Openness vs. Safety in the Classroom
Words were said, and then voices slightly raised. Other words were returned. Hands shot up around the classroom, some shaking. One or two voices quivered. Someone left the room. The temperature of the classroom rose. Camps were set, flags raised and ideological ammunition assembled. All eyes turned to the front of the room, awaiting marching orders…
What’s your teaching style? Do you give readings, generate discussion, and then sit back and see where the discussion takes itself? Or do you have a rigidly structured class which involves copious amount of your personal politics, opinion or will? Or perhaps some sort of middle ground?
I’ve been having a lot of inner dialogue around this issue and have a few thoughts to jot down, which will hopefully stimulate some thought in your own practices.
1.) Openness and a ‘removed approach’ smack of a naive belief in objectivity, that somehow the instructor can be an objective, removed observer or facilitator that generously allows free dialogue, free thinking and free direction. We all have our agendas and politics.
2.) Openness demands ‘good faith’ from all parties and, honestly, this is difficult (if not impossible) to achieve in a classroom of wide ranging power relations. Even with set ground rules, the potential for derailment is always there.

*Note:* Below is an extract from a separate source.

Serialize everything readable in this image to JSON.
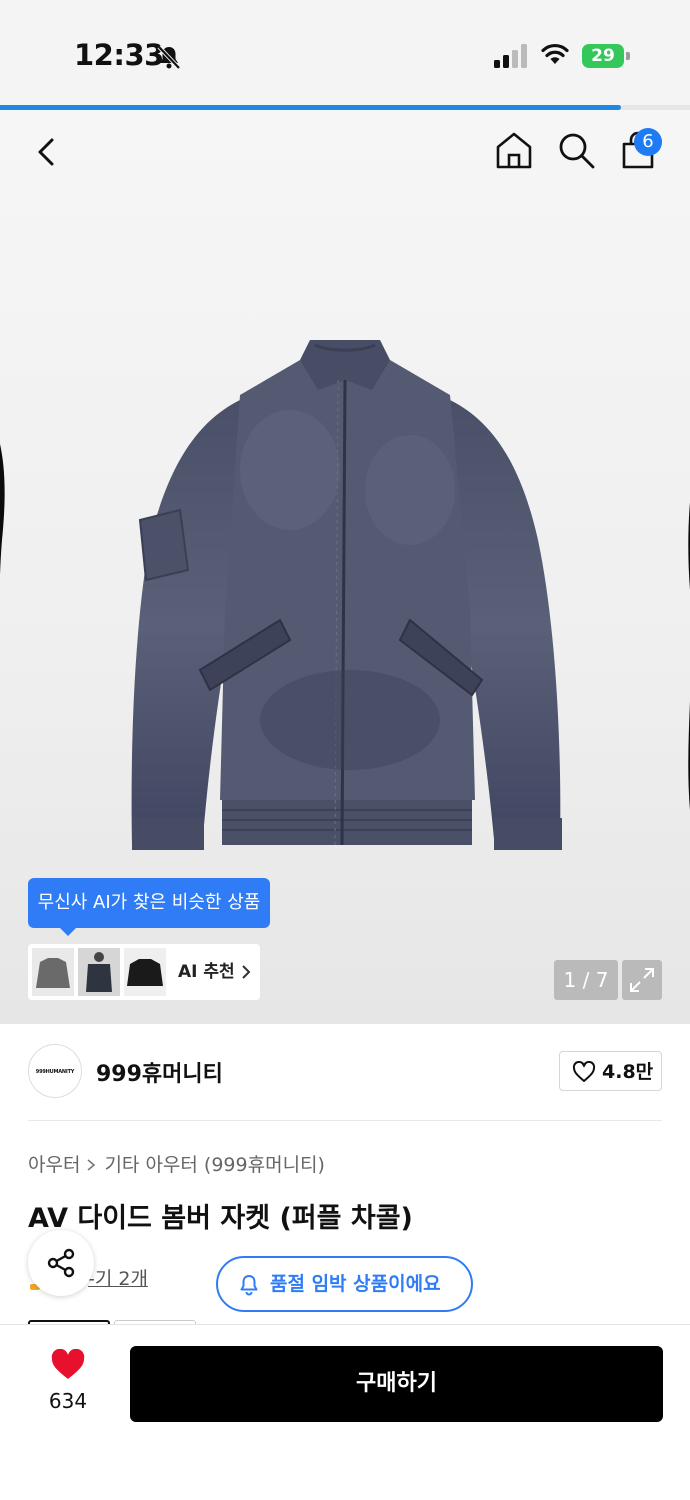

3.) Openness and ‘open air time’ allows dominant and privileged bodies the chance to reinsert themselves at will, often to the detriment of others. Certain students always come the fore and this is not always a sign of leadership or engagement but a desire to control conversation, direction, etc… Respected feminist and antiracist educator Peggy McIntosh never allows a class wide ‘debrief’ time after her small group discussions for this reason, particular students dominate the air space, choose who gets represented how, and deny space to others.
4.) Intervention can be well intentioned but harmful. We may think that we know what power dynamics are at play when, in reality, we’re just imposing our reading on the events. Be careful reading into things.
5.) All students deserve a safe space to learn. Openness can negate some people’s safety (as could intervention). How do we balance space for people to sort out problems collectively with moments that are symbolically, discursively, or epistemically violent for some?
6.) We all have a political and ideological positioning but by staking particular claims in particular ways, do we silence dissent or difference? How do we balance the goals of the instructor (and institutions) with those of the students?
These are a few brief thoughts in thinking through some of these issues. Balance between openness and safety in the classroom is not easy to achieve, especially around particular ‘sensitive topics‘. How, as instructors, should we be prepared to deal with this?
Edit: Lisa Kabesh adds to some of this discussion over at Dry Erase Writings – check it out.